With damage caused by Hurricane Harvey still being tallied and Hurricane Irma set to make landfall, New Hampshire officials are taking stock of the state's preparedness in what could prove to be a record-breaking year for major weather events in the United States.

Several costly natural disasters have hit New Hampshire in recent years, such as the “Mother’s Day Flood,” which caused more than $25 million in damage.

New Hampshire is unlikely to bear the direct brunt of a storm like Hurricane Harvey, but the state has experienced its share of disasters, from historic flooding to a tornado that killed a Northwood woman in 2008.

It’s those sudden or “no-notice” storms that keep Perry Plummer, director of New Hampshire Homeland Security and Emergency Management, on his guard. He wishes more people were prepared for major storms.

“We as citizens are under-prepared for disasters in this country,” Plummer said. “It’s a wake-up call for everybody.”

Steve Hooper; The Keene Sentinal

Hurricane Harvey slammed the Gulf Coast last week, and it got us thinking: How ready is New Hampshire for major storms, hurricanes, and floods?

Perry Plummer, Director of the Division of Homeland Security and Emergency Management for the New Hampshire Department of Safety, says the state has plenty of work to do to ensure our infrastructure can handle the kind of extreme weather events that are becoming increasingly common.
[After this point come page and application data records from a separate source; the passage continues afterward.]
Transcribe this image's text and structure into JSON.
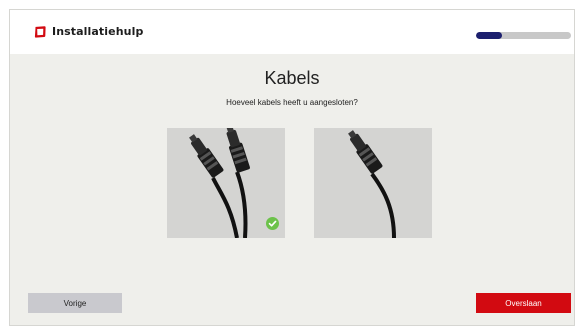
{
  "header": {
    "title": "Installatiehulp",
    "logo_icon": "tv-logo-icon",
    "progress": 0.27,
    "colors": {
      "brand": "#d20a11",
      "progress": "#1c1f6e"
    }
  },
  "main": {
    "heading": "Kabels",
    "subheading": "Hoeveel kabels heeft u aangesloten?",
    "options": [
      {
        "icon": "two-cables-icon",
        "selected": true
      },
      {
        "icon": "one-cable-icon",
        "selected": false
      }
    ],
    "selected_icon": "checkmark-icon",
    "selected_color": "#6cc24a"
  },
  "footer": {
    "previous_label": "Vorige",
    "skip_label": "Overslaan"
  }
}
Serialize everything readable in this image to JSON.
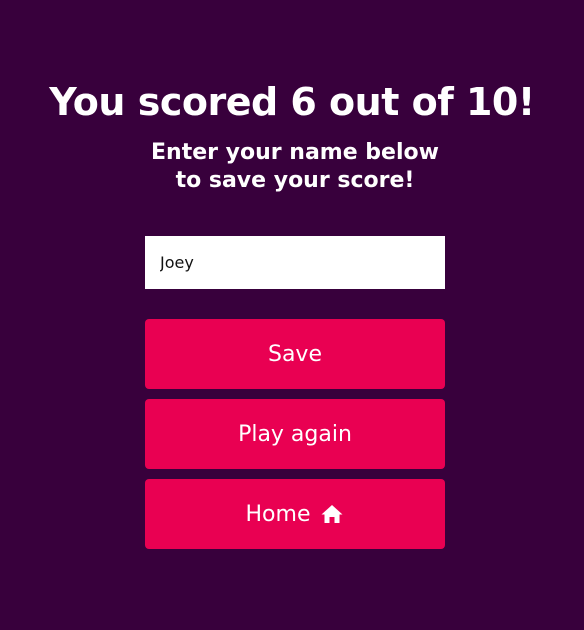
{
  "end_screen": {
    "title": "You scored 6 out of 10!",
    "subtitle": "Enter your name below to save your score!",
    "name_input": {
      "value": "Joey",
      "placeholder": ""
    },
    "buttons": {
      "save_label": "Save",
      "play_again_label": "Play again",
      "home_label": "Home",
      "home_icon": "home-icon"
    }
  },
  "colors": {
    "background": "#38003c",
    "accent": "#e90052",
    "text": "#ffffff"
  }
}
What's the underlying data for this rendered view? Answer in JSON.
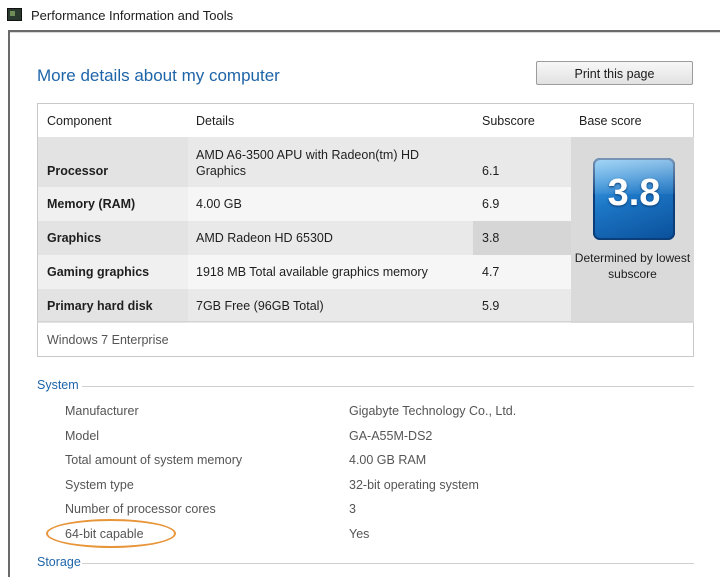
{
  "window": {
    "title": "Performance Information and Tools"
  },
  "page": {
    "heading": "More details about my computer",
    "print_label": "Print this page"
  },
  "score_table": {
    "headers": [
      "Component",
      "Details",
      "Subscore",
      "Base score"
    ],
    "rows": [
      {
        "component": "Processor",
        "details": "AMD A6-3500 APU with Radeon(tm) HD Graphics",
        "subscore": "6.1"
      },
      {
        "component": "Memory (RAM)",
        "details": "4.00 GB",
        "subscore": "6.9"
      },
      {
        "component": "Graphics",
        "details": "AMD Radeon HD 6530D",
        "subscore": "3.8"
      },
      {
        "component": "Gaming graphics",
        "details": "1918 MB Total available graphics memory",
        "subscore": "4.7"
      },
      {
        "component": "Primary hard disk",
        "details": "7GB Free (96GB Total)",
        "subscore": "5.9"
      }
    ],
    "base_score": "3.8",
    "base_caption": "Determined by lowest subscore",
    "os": "Windows 7 Enterprise"
  },
  "system": {
    "title": "System",
    "items": [
      {
        "label": "Manufacturer",
        "value": "Gigabyte Technology Co., Ltd."
      },
      {
        "label": "Model",
        "value": "GA-A55M-DS2"
      },
      {
        "label": "Total amount of system memory",
        "value": "4.00 GB RAM"
      },
      {
        "label": "System type",
        "value": "32-bit operating system"
      },
      {
        "label": "Number of processor cores",
        "value": "3"
      },
      {
        "label": "64-bit capable",
        "value": "Yes"
      }
    ]
  },
  "storage": {
    "title": "Storage"
  },
  "colors": {
    "link_blue": "#1e64a8",
    "row_shaded": "#e9e9e9",
    "base_panel": "#dadada",
    "highlight_orange": "#e8953a"
  },
  "icons": {
    "window_icon": "performance-tool-icon",
    "score_badge": "windows-experience-badge"
  }
}
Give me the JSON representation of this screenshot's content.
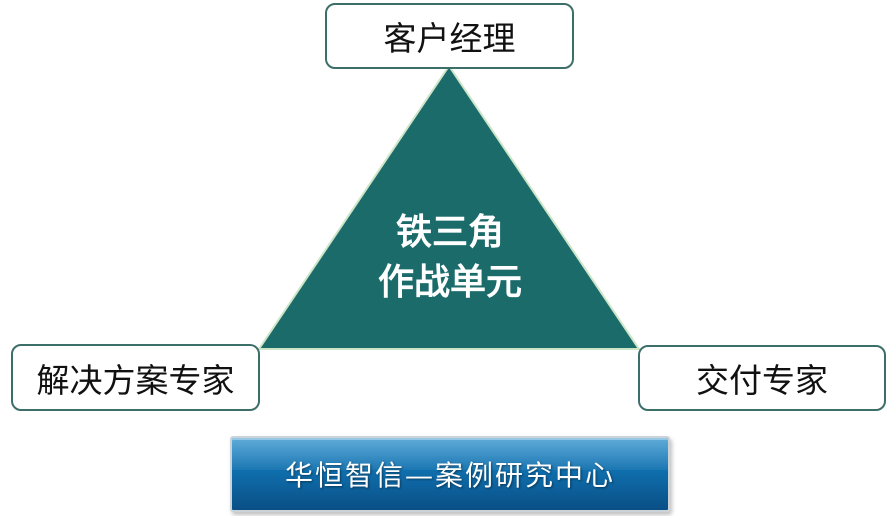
{
  "diagram": {
    "center": {
      "line1": "铁三角",
      "line2": "作战单元"
    },
    "nodes": {
      "top": "客户经理",
      "left": "解决方案专家",
      "right": "交付专家"
    }
  },
  "banner": {
    "text": "华恒智信—案例研究中心"
  },
  "colors": {
    "triangle_fill": "#1b6b6b",
    "box_border": "#3d6f6a",
    "banner_blue": "#0f6fad"
  }
}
"We know more water is coming; we’re going to get these types of rain storms," Plummer said on The Exchange. "Obviously, I don’t think we’ll get a Harvey in New Hampshire, but we are going to get 10 and 15 inches of rain, and that’s going to challenge our infrastructure. We need to rebuild our infrastructure to protect our residents, protect our critical infrastructure." 

Franklin Pierce University is offering free tuition, room, and board for the fall semester to up to 20 college students displaced by Hurricane Harvey.

Linda Quimby, vice president of enrollment at Franklin Pierce, says the move is meant, in part, to send a message to current students about moral leadership.

“We do think it sends a powerful message. And we also feel that it’s a way that Franklin Pierce can best reach out to individuals who may be impacted by the storm.”